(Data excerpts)
= Beginning of Section =
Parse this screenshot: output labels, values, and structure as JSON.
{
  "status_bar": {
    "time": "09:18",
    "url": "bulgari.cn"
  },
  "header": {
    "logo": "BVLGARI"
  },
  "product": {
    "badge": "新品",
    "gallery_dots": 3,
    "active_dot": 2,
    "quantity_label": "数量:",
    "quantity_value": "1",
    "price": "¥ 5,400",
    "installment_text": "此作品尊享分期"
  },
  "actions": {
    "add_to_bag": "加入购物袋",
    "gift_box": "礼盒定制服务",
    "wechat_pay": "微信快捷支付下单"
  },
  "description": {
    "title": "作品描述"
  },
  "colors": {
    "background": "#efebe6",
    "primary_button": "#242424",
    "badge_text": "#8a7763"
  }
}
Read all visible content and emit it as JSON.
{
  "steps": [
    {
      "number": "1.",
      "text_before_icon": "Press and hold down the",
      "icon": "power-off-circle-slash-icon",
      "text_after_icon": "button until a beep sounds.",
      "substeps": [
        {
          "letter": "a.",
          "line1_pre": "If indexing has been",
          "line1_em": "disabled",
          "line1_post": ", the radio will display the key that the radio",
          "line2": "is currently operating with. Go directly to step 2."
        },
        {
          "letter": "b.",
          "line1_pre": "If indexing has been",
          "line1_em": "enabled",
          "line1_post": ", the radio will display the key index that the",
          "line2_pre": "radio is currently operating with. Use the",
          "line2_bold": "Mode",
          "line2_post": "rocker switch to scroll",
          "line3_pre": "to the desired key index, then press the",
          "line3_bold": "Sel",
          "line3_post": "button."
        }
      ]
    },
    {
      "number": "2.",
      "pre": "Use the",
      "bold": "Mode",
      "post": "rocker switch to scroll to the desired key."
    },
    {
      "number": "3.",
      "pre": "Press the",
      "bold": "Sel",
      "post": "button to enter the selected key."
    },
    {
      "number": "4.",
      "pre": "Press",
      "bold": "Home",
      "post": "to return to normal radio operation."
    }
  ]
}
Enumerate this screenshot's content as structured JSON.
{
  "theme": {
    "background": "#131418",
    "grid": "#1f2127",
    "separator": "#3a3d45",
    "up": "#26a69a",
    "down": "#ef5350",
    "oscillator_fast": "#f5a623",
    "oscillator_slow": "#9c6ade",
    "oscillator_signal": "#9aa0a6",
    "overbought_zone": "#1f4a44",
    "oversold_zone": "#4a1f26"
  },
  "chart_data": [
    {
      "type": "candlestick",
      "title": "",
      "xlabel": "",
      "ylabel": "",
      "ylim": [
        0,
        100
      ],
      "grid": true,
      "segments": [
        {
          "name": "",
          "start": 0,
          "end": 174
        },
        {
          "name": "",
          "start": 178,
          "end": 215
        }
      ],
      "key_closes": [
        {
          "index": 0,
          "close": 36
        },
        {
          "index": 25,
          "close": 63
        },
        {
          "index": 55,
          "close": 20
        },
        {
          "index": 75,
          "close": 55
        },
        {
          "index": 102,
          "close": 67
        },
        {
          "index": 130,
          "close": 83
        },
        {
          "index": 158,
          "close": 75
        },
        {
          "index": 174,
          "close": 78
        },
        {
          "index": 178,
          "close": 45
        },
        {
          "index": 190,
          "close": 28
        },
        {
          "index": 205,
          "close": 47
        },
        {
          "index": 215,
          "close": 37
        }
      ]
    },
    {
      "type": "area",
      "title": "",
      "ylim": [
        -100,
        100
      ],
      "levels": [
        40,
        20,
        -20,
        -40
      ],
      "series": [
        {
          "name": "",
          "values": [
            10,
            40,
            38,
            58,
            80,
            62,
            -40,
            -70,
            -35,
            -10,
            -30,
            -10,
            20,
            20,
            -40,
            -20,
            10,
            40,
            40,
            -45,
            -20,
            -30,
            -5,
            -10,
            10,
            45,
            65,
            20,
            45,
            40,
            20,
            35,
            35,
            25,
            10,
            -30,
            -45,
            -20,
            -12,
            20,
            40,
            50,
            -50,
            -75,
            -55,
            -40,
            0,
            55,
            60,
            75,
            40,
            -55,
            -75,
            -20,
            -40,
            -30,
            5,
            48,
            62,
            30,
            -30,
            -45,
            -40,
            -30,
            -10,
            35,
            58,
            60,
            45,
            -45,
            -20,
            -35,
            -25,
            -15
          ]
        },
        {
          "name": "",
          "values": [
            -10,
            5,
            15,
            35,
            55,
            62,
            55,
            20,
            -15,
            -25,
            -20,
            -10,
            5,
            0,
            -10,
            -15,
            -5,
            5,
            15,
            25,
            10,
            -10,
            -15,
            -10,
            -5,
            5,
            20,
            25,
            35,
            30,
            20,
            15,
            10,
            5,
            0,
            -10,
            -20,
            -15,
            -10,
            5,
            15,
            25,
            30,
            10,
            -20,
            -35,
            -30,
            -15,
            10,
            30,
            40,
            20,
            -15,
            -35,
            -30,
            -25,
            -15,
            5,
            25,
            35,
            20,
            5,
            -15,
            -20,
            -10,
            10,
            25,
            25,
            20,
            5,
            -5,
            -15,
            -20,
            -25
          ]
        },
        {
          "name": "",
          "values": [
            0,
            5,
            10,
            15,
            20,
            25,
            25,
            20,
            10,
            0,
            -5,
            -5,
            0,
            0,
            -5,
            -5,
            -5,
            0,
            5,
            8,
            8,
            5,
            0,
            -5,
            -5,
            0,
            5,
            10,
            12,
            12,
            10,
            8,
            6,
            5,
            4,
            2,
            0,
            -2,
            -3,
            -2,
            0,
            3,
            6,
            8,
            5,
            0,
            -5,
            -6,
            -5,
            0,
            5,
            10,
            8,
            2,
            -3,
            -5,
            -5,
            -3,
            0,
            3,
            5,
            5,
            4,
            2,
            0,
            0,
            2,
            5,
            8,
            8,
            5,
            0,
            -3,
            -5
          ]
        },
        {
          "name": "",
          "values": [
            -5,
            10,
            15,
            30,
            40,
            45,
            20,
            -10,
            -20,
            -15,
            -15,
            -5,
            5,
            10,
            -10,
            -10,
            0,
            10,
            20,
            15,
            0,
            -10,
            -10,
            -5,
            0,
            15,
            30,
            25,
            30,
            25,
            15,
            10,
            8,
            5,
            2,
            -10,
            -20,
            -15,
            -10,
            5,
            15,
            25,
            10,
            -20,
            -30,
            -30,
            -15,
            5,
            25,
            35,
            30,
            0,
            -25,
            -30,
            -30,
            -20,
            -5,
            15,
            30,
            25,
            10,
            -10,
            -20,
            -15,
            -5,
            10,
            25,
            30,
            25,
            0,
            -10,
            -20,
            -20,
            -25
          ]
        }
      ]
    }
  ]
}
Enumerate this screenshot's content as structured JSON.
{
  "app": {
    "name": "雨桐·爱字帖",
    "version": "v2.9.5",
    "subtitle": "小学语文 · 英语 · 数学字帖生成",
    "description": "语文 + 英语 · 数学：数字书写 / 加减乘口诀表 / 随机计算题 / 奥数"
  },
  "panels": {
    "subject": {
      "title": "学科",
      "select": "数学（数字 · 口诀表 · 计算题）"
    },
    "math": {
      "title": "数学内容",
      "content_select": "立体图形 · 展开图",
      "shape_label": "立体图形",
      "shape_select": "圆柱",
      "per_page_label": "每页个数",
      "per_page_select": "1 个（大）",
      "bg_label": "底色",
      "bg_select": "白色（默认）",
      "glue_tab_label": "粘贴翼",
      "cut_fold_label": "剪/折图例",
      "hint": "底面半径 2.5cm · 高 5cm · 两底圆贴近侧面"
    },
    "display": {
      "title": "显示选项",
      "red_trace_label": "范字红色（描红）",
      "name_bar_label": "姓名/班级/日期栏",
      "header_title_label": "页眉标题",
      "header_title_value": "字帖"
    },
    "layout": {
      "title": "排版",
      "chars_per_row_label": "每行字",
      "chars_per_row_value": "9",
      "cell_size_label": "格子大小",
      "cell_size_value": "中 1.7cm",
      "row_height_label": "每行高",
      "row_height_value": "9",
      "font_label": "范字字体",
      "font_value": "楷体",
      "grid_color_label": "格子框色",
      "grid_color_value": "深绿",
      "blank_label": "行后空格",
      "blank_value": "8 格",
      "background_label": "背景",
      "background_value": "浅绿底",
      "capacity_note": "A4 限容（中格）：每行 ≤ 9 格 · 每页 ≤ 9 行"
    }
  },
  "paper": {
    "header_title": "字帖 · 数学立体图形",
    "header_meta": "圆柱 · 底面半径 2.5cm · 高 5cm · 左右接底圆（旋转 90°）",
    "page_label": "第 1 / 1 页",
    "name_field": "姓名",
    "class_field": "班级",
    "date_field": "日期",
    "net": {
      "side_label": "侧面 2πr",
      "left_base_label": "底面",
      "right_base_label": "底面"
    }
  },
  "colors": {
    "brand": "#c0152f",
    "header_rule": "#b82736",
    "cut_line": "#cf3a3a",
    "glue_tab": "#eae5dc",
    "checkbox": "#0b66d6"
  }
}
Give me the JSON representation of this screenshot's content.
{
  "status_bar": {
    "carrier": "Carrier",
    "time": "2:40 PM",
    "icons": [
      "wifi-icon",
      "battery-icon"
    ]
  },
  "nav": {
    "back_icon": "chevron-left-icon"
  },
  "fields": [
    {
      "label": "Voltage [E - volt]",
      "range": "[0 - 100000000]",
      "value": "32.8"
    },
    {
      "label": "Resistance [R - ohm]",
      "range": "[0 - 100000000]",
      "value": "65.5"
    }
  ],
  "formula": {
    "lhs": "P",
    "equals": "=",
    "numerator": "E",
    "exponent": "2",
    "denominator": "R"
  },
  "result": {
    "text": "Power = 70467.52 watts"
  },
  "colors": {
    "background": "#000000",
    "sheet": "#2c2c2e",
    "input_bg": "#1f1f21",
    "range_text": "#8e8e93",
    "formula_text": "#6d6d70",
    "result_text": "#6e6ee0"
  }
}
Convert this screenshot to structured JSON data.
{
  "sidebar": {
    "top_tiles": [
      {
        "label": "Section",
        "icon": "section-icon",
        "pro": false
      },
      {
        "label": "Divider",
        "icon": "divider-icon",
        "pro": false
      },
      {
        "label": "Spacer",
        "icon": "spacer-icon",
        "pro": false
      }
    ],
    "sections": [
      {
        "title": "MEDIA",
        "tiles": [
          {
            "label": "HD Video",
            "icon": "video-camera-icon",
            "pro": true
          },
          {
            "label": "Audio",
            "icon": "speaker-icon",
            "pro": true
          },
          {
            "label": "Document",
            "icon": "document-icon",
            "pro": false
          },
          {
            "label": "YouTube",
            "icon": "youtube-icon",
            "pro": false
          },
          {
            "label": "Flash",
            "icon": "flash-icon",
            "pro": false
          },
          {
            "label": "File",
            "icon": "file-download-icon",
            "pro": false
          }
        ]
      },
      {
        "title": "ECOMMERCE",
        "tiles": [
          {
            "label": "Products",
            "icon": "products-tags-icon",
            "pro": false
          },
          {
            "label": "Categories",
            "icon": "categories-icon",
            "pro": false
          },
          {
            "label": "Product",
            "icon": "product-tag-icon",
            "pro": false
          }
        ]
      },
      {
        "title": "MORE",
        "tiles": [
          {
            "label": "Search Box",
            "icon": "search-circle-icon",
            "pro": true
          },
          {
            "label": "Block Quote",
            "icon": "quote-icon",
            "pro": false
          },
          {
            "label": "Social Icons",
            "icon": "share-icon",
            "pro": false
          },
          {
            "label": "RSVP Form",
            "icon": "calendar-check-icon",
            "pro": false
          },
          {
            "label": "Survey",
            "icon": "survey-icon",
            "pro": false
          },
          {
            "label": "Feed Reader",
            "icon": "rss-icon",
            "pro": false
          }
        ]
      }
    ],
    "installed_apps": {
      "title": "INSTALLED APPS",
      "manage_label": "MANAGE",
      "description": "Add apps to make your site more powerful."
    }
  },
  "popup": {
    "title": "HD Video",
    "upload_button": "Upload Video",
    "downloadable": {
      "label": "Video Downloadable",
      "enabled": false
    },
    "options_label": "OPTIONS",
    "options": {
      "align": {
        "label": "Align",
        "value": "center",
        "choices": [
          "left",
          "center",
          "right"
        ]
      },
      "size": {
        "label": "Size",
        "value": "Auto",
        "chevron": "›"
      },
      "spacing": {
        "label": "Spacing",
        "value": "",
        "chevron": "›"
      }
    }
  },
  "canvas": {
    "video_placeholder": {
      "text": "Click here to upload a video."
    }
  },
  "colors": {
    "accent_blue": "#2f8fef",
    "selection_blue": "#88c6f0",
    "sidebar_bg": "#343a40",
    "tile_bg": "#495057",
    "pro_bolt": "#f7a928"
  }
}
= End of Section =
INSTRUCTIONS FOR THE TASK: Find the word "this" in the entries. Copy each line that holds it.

EXERCISE OUTPUT:
Parse this screenshot: output labels, values, and structure as JSON.
Enumerate this screenshot's content as structured JSON.
Enumerate this screenshot's content as structured JSON.
Give me the JSON representation of this screenshot's content.
Convert this screenshot to structured JSON data.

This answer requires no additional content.